‘Civil society’ itself has changed dramatically. Many movements have turned back to their national environment. Who really wants a global movement? Who wants a world social forum? Who is still capable of thinking the world as it is? Who wants to change it? How?
Can we have a meeting with some major academics, close to social movements, with some political men and women who are searching in the same way as we are, or, as was being said in Mexico, can we only talk with social movements – but if so, with which ones?
Can we have a meeting to reflect on what kind of Forum we need in today’s world – if we need one? With what kind of International Council? Is there anyone who really believes the formula of twenty years ago is still valid?
Can we have a meeting in which we can take decisions, without the risk that after three days of work our Brazilian ‘leaders’ just say, well, that was nice, now we go on as before? Can we please have an open meeting, without dogmas and taboos and without the paralyzing limits of a charter of principles from another age?
The meeting in Tunisia should not be about the future of the Forum, but about the future of our planet and of humankind. We should re-define the goals of our Forum.
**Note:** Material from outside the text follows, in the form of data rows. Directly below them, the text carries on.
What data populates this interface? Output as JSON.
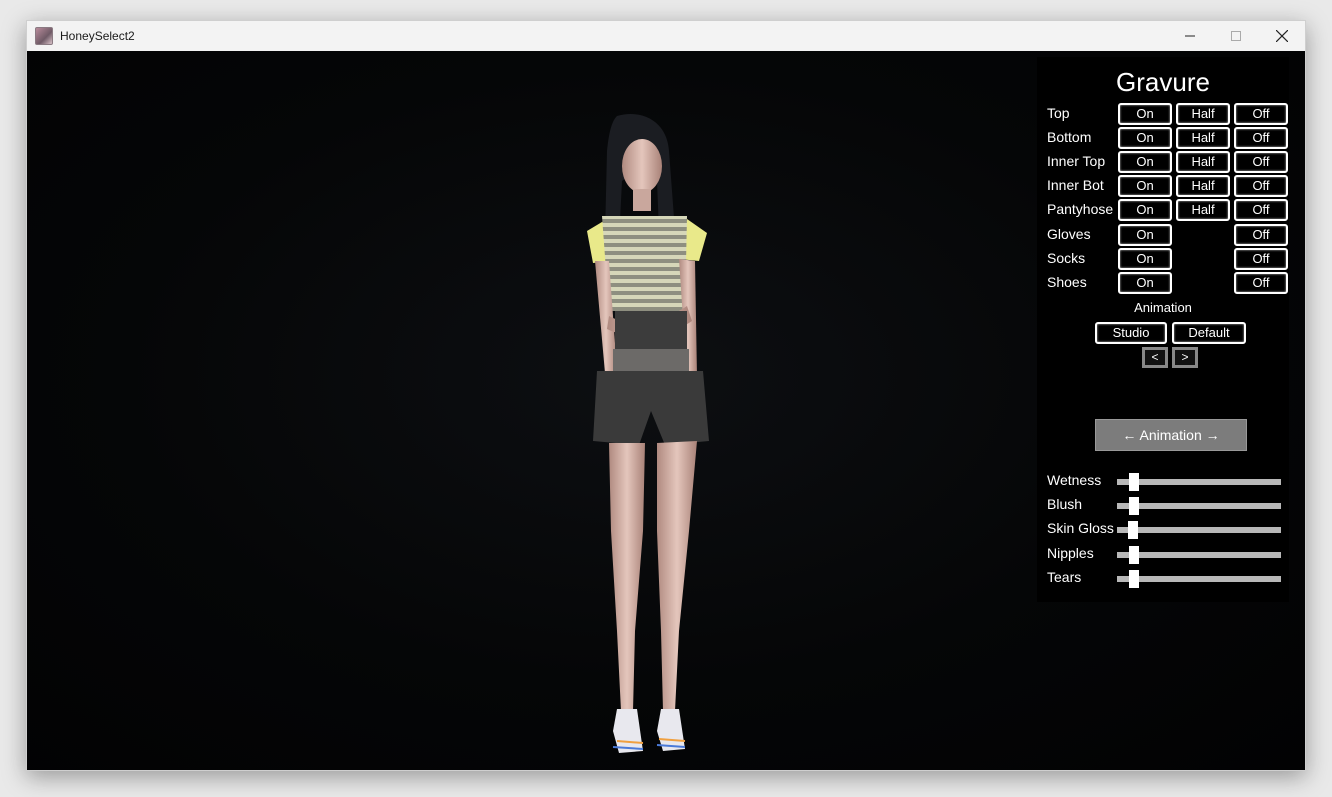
{
  "window": {
    "title": "HoneySelect2"
  },
  "panel": {
    "title": "Gravure",
    "rows": [
      {
        "label": "Top",
        "on": "On",
        "half": "Half",
        "off": "Off"
      },
      {
        "label": "Bottom",
        "on": "On",
        "half": "Half",
        "off": "Off"
      },
      {
        "label": "Inner Top",
        "on": "On",
        "half": "Half",
        "off": "Off"
      },
      {
        "label": "Inner Bot",
        "on": "On",
        "half": "Half",
        "off": "Off"
      },
      {
        "label": "Pantyhose",
        "on": "On",
        "half": "Half",
        "off": "Off"
      },
      {
        "label": "Gloves",
        "on": "On",
        "off": "Off"
      },
      {
        "label": "Socks",
        "on": "On",
        "off": "Off"
      },
      {
        "label": "Shoes",
        "on": "On",
        "off": "Off"
      }
    ],
    "animation_label": "Animation",
    "studio_button": "Studio",
    "default_button": "Default",
    "prev_button": "<",
    "next_button": ">",
    "animation_toggle": "← Animation →",
    "sliders": [
      {
        "label": "Wetness",
        "value": 0.08
      },
      {
        "label": "Blush",
        "value": 0.08
      },
      {
        "label": "Skin Gloss",
        "value": 0.07
      },
      {
        "label": "Nipples",
        "value": 0.08
      },
      {
        "label": "Tears",
        "value": 0.08
      }
    ]
  },
  "colors": {
    "panel_bg": "#000000",
    "button_border": "#ffffff",
    "toggle_bg": "#7c7c7c",
    "slider_track": "#b8b8b8"
  }
}
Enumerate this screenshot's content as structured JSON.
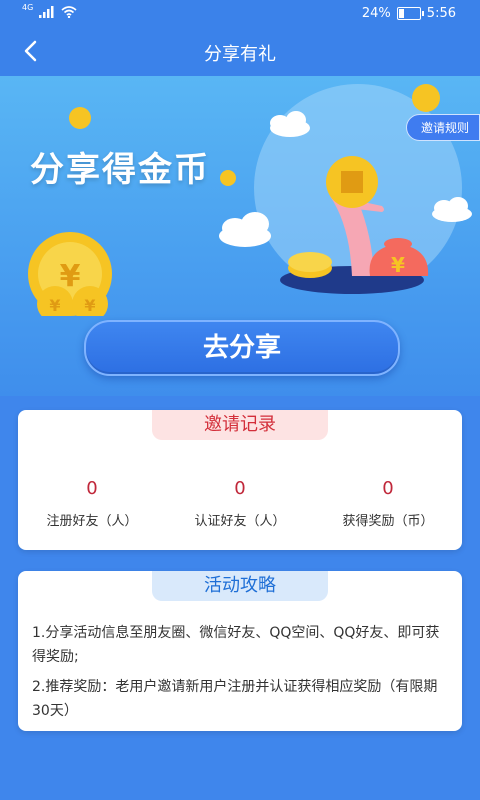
{
  "status_bar": {
    "network": "4G",
    "battery_percent": "24%",
    "battery_level": 0.24,
    "time": "5:56"
  },
  "nav": {
    "title": "分享有礼"
  },
  "hero": {
    "title": "分享得金币",
    "rules_button": "邀请规则",
    "share_button": "去分享",
    "coin_symbol": "¥"
  },
  "invite_records": {
    "title": "邀请记录",
    "stats": [
      {
        "value": "0",
        "label": "注册好友（人）"
      },
      {
        "value": "0",
        "label": "认证好友（人）"
      },
      {
        "value": "0",
        "label": "获得奖励（币）"
      }
    ]
  },
  "guide": {
    "title": "活动攻略",
    "items": [
      "1.分享活动信息至朋友圈、微信好友、QQ空间、QQ好友、即可获得奖励;",
      "2.推荐奖励：老用户邀请新用户注册并认证获得相应奖励（有限期30天）"
    ]
  },
  "colors": {
    "primary": "#3b82ea",
    "accent_red": "#c0273a",
    "gold": "#f6c423"
  }
}
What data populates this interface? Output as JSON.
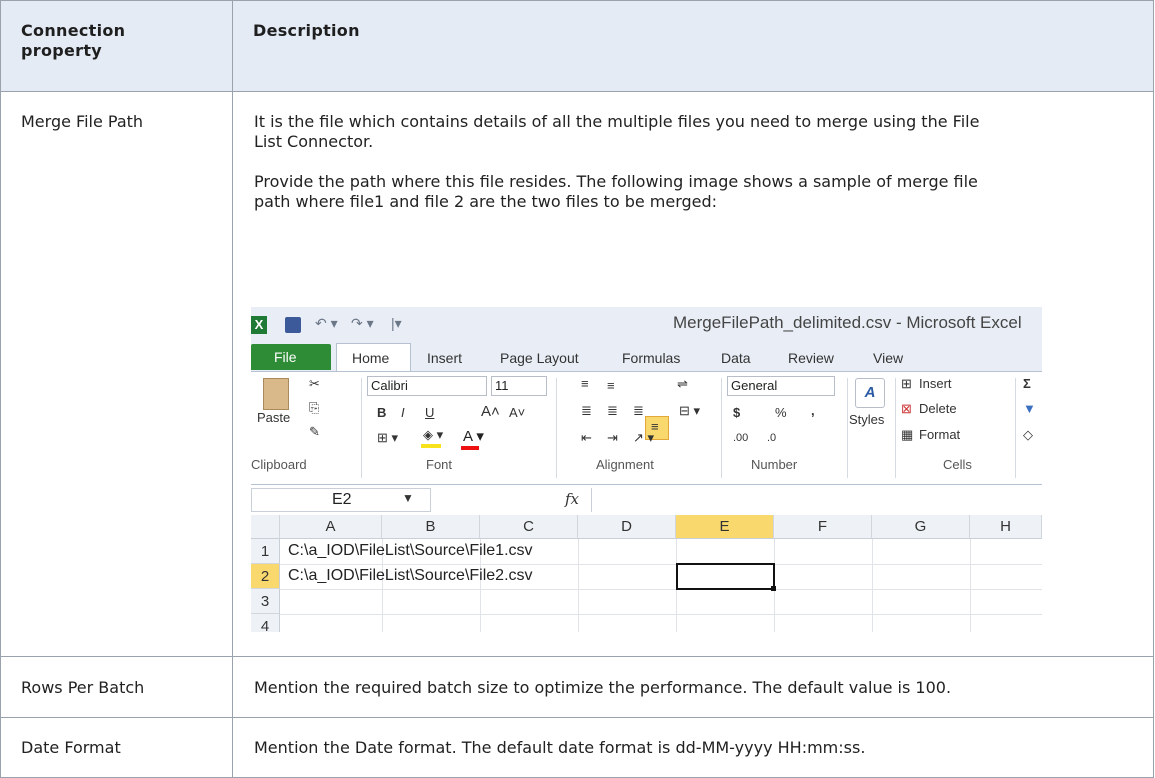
{
  "table": {
    "headers": [
      "Connection property",
      "Description"
    ],
    "header_line1": "Connection",
    "header_line2": "property",
    "rows": [
      {
        "property": "Merge File Path",
        "para1_line1": "It is the file which contains details of all the multiple files you need to merge using the File",
        "para1_line2": "List Connector.",
        "para2_line1": "Provide the path where this file resides. The following image shows a sample of merge file",
        "para2_line2": "path where file1 and file 2 are the two files to be merged:"
      },
      {
        "property": "Rows Per Batch",
        "description": "Mention the required batch size to optimize the performance. The default value is 100."
      },
      {
        "property": "Date Format",
        "description": "Mention the Date format. The default date format is dd-MM-yyyy HH:mm:ss."
      }
    ]
  },
  "excel": {
    "title": "MergeFilePath_delimited.csv - Microsoft Excel",
    "logo": "X",
    "tabs": [
      "File",
      "Home",
      "Insert",
      "Page Layout",
      "Formulas",
      "Data",
      "Review",
      "View"
    ],
    "ribbon": {
      "paste": "Paste",
      "font_name": "Calibri",
      "font_size": "11",
      "number_format": "General",
      "styles": "Styles",
      "insert": "Insert",
      "delete": "Delete",
      "format": "Format",
      "bold": "B",
      "italic": "I",
      "underline": "U",
      "currency": "$",
      "percent": "%",
      "comma": ",",
      "dec_inc": ".00",
      "dec_dec": ".0",
      "sum": "Σ",
      "groups": [
        "Clipboard",
        "Font",
        "Alignment",
        "Number",
        "Cells"
      ]
    },
    "name_box": "E2",
    "fx": "fx",
    "columns": [
      "A",
      "B",
      "C",
      "D",
      "E",
      "F",
      "G",
      "H"
    ],
    "rows": [
      "1",
      "2",
      "3",
      "4"
    ],
    "cells": {
      "A1": "C:\\a_IOD\\FileList\\Source\\File1.csv",
      "A2": "C:\\a_IOD\\FileList\\Source\\File2.csv"
    },
    "selected_cell": "E2",
    "accent_green": "#2e8b36",
    "selected_header_color": "#f9d86e"
  }
}
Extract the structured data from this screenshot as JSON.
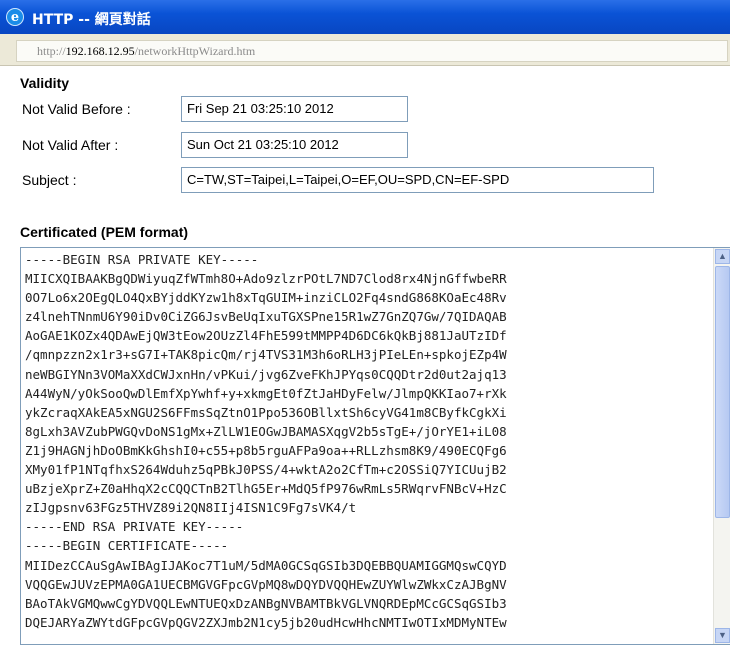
{
  "window": {
    "title": "HTTP -- 網頁對話",
    "icon": "ie-icon"
  },
  "address": {
    "prefix": "http://",
    "host": "192.168.12.95",
    "path": "/networkHttpWizard.htm"
  },
  "validity": {
    "heading": "Validity",
    "not_valid_before_label": "Not Valid Before :",
    "not_valid_before_value": "Fri Sep 21 03:25:10 2012",
    "not_valid_after_label": "Not Valid After :",
    "not_valid_after_value": "Sun Oct 21 03:25:10 2012",
    "subject_label": "Subject :",
    "subject_value": "C=TW,ST=Taipei,L=Taipei,O=EF,OU=SPD,CN=EF-SPD"
  },
  "certificate": {
    "heading": "Certificated (PEM format)",
    "pem": "-----BEGIN RSA PRIVATE KEY-----\nMIICXQIBAAKBgQDWiyuqZfWTmh8O+Ado9zlzrPOtL7ND7Clod8rx4NjnGffwbeRR\n0O7Lo6x2OEgQLO4QxBYjddKYzw1h8xTqGUIM+inziCLO2Fq4sndG868KOaEc48Rv\nz4lnehTNnmU6Y90iDv0CiZG6JsvBeUqIxuTGXSPne15R1wZ7GnZQ7Gw/7QIDAQAB\nAoGAE1KOZx4QDAwEjQW3tEow2OUzZl4FhE599tMMPP4D6DC6kQkBj881JaUTzIDf\n/qmnpzzn2x1r3+sG7I+TAK8picQm/rj4TVS31M3h6oRLH3jPIeLEn+spkojEZp4W\nneWBGIYNn3VOMaXXdCWJxnHn/vPKui/jvg6ZveFKhJPYqs0CQQDtr2d0ut2ajq13\nA44WyN/yOkSooQwDlEmfXpYwhf+y+xkmgEt0fZtJaHDyFelw/JlmpQKKIao7+rXk\nykZcraqXAkEA5xNGU2S6FFmsSqZtnO1Ppo536OBllxtSh6cyVG41m8CByfkCgkXi\n8gLxh3AVZubPWGQvDoNS1gMx+ZlLW1EOGwJBAMASXqgV2b5sTgE+/jOrYE1+iL08\nZ1j9HAGNjhDoOBmKkGhshI0+c55+p8b5rguAFPa9oa++RLLzhsm8K9/490ECQFg6\nXMy01fP1NTqfhxS264Wduhz5qPBkJ0PSS/4+wktA2o2CfTm+c2OSSiQ7YICUujB2\nuBzjeXprZ+Z0aHhqX2cCQQCTnB2TlhG5Er+MdQ5fP976wRmLs5RWqrvFNBcV+HzC\nzIJgpsnv63FGz5THVZ89i2QN8IIj4ISN1C9Fg7sVK4/t\n-----END RSA PRIVATE KEY-----\n-----BEGIN CERTIFICATE-----\nMIIDezCCAuSgAwIBAgIJAKoc7T1uM/5dMA0GCSqGSIb3DQEBBQUAMIGGMQswCQYD\nVQQGEwJUVzEPMA0GA1UECBMGVGFpcGVpMQ8wDQYDVQQHEwZUYWlwZWkxCzAJBgNV\nBAoTAkVGMQwwCgYDVQQLEwNTUEQxDzANBgNVBAMTBkVGLVNQRDEpMCcGCSqGSIb3\nDQEJARYaZWYtdGFpcGVpQGV2ZXJmb2N1cy5jb20udHcwHhcNMTIwOTIxMDMyNTEw"
  },
  "colors": {
    "titlebar": "#0a53d6",
    "field_border": "#7f9db9",
    "address_bg": "#ece9d8"
  }
}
Sometimes, corpses do come back to life. For all those who believe we indeed need a strong movement of movements, with all the diversity that exists in our world but also with a common understanding of what this world is and what it needs, this Tunisia meeting is crucial. However, it will not only need a major portion of willingness, but also some clear rules on how to organize meetings that need common understandings and compromises for pragmatic solutions.